- a large, powerful, or violent whirlpool.
- a restless, disordered, or tumultuous state of affairs: the maelstrom of early morning traffic.
- (initial capital letter) a famous hazardous whirlpool off the NW coast of Norway.
Origin of maelstrom
SynonymsSee more synonyms on Thesaurus.com
Examples from the Web for maelstrom
Within this maelstrom of mendacity lies an urgent film that dares to convey the black experience in America: Dear White People.‘Dear White People’: How An Ex-Publicist’s Twitter Became One of the Year’s Most Important Films
October 30, 2014
Ruffalo, who plays his brother, is great as the steady hand amid a maelstrom of emotion.Channing Tatum Is the Real Star of ‘Foxcatcher'
October 23, 2014
The blast was a stupefying white flash followed by a body-shaking howl, and it was the cue for a maelstrom of metallic shrieks.Shocked by Ukraine Violence, NATO Prepares to Face Down Putin
October 12, 2014
I directed the 15th episode, which was right in the middle of a maelstrom of shooting and cutting The Divide.Tony Goldwyn Tackles Political Scandal Again on ‘The Divide’
July 16, 2014
In the midst of this maelstrom came a strange and determinedly anachronistic new novel by William Goldman.American Dreams, 1973: The Princess Bride by William Goldman
August 28, 2013
How few who plunge into this maelstrom of chance ever rise again!The Lure of the Mask
They saw so many boats go into the maelstrom that they steered into other waters.The Wedding Ring
T. De Witt Talmage
It was, rather, his work, which swept him into a maelstrom of new activities.Mistress Anne
That is the rock, that is the quicksand, that is the maelstrom.
The two I am thinking of were of these, typical of the maelstrom.Children of the Tenements
Jacob A. Riis
- a large powerful whirlpool
- any turbulent confusion
- a strong tidal current in a restricted channel in the Lofoten Islands off the NW coast of Norway
Word Origin and History for maelstrom

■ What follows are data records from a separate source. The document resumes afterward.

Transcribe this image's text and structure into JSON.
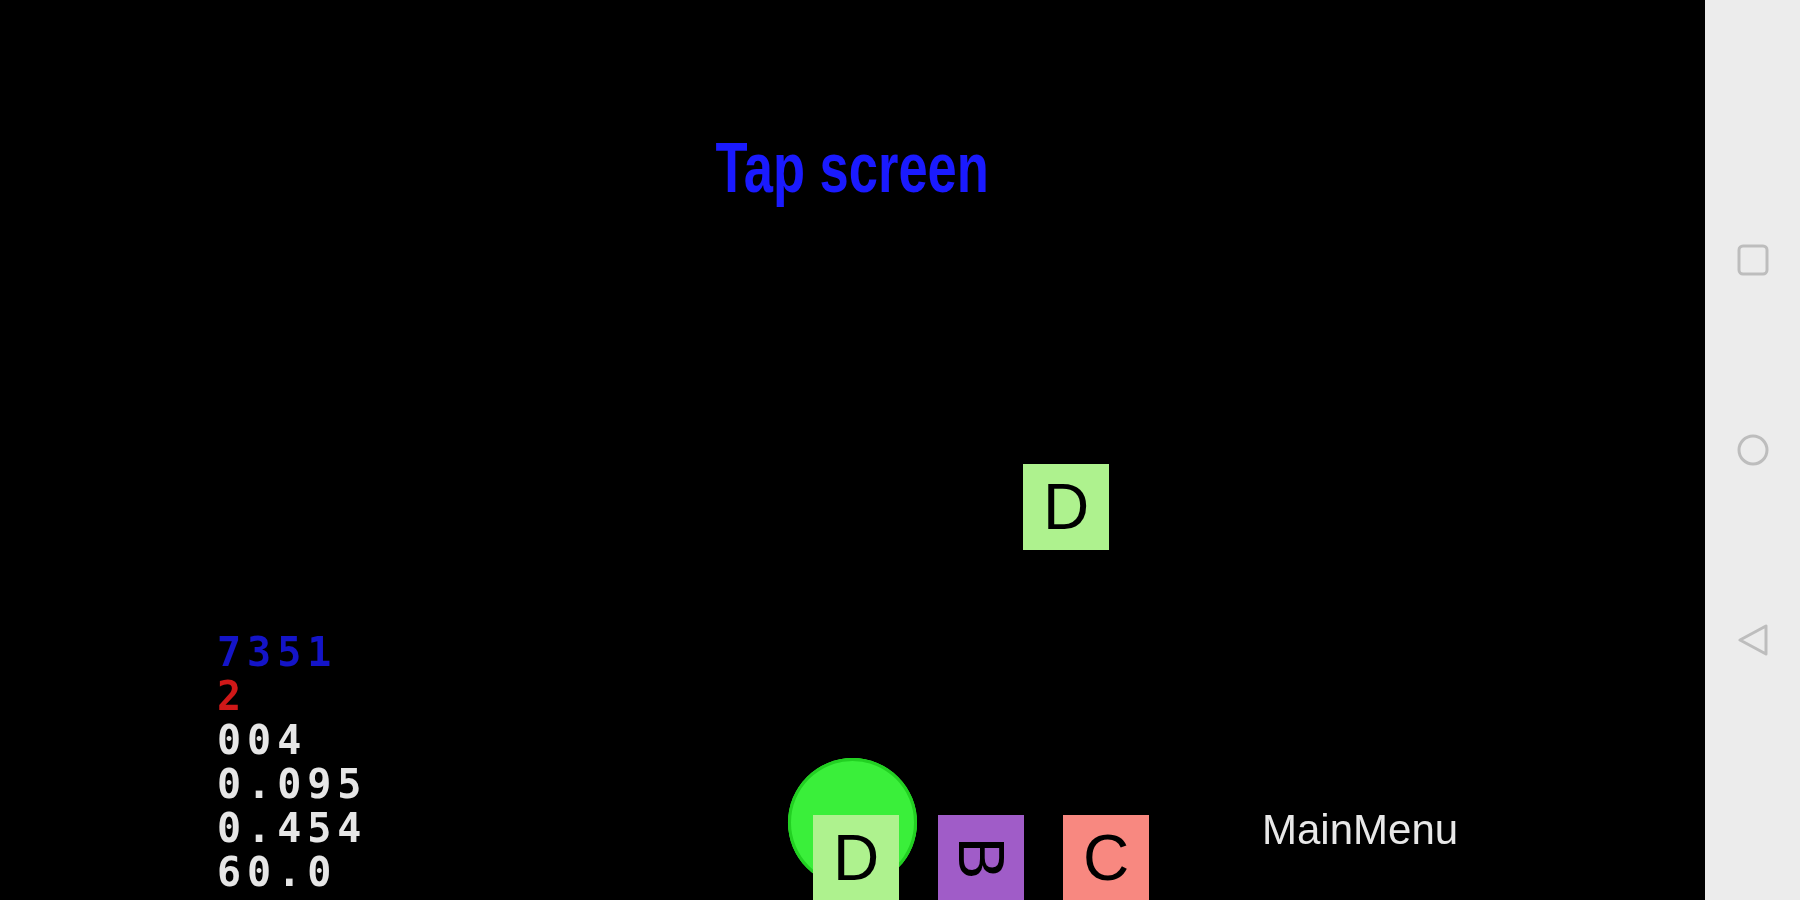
{
  "title": "Tap screen",
  "stats": [
    {
      "text": "7351",
      "color": "#1414c8"
    },
    {
      "text": "2",
      "color": "#d01818"
    },
    {
      "text": "004",
      "color": "#e6e6e6"
    },
    {
      "text": "0.095",
      "color": "#e6e6e6"
    },
    {
      "text": "0.454",
      "color": "#e6e6e6"
    },
    {
      "text": "60.0",
      "color": "#e6e6e6"
    }
  ],
  "board_tiles": [
    {
      "letter": "D",
      "color": "#aef28e"
    }
  ],
  "hand_tiles": [
    {
      "letter": "D",
      "color": "#aef28e",
      "rotated": false,
      "highlighted": true
    },
    {
      "letter": "B",
      "color": "#a05cc8",
      "rotated": true,
      "highlighted": false
    },
    {
      "letter": "C",
      "color": "#f88880",
      "rotated": false,
      "highlighted": false
    }
  ],
  "main_menu": {
    "label": "MainMenu"
  },
  "nav_bar": {
    "buttons": [
      {
        "kind": "recents"
      },
      {
        "kind": "home"
      },
      {
        "kind": "back"
      }
    ]
  }
}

1680s (Hakluyt, 1560s, has Malestrand), name of a famous whirlpool off the northwest coast of Norway, from Danish malstrøm (1673), from older Dutch Maelstrom (modern maalstroom), literally "grinding-stream," from malen "to grind" (see meal) + stroom "stream" (see stream (n.)). The name was used by Dutch cartographers (e.g. Mercator, 1595). OED says perhaps originally from Færoic mal(u)streymur. Popularized as a synonym for "whirlpool" c.1841, the year of Poe's "A Descent into the Maelstrom."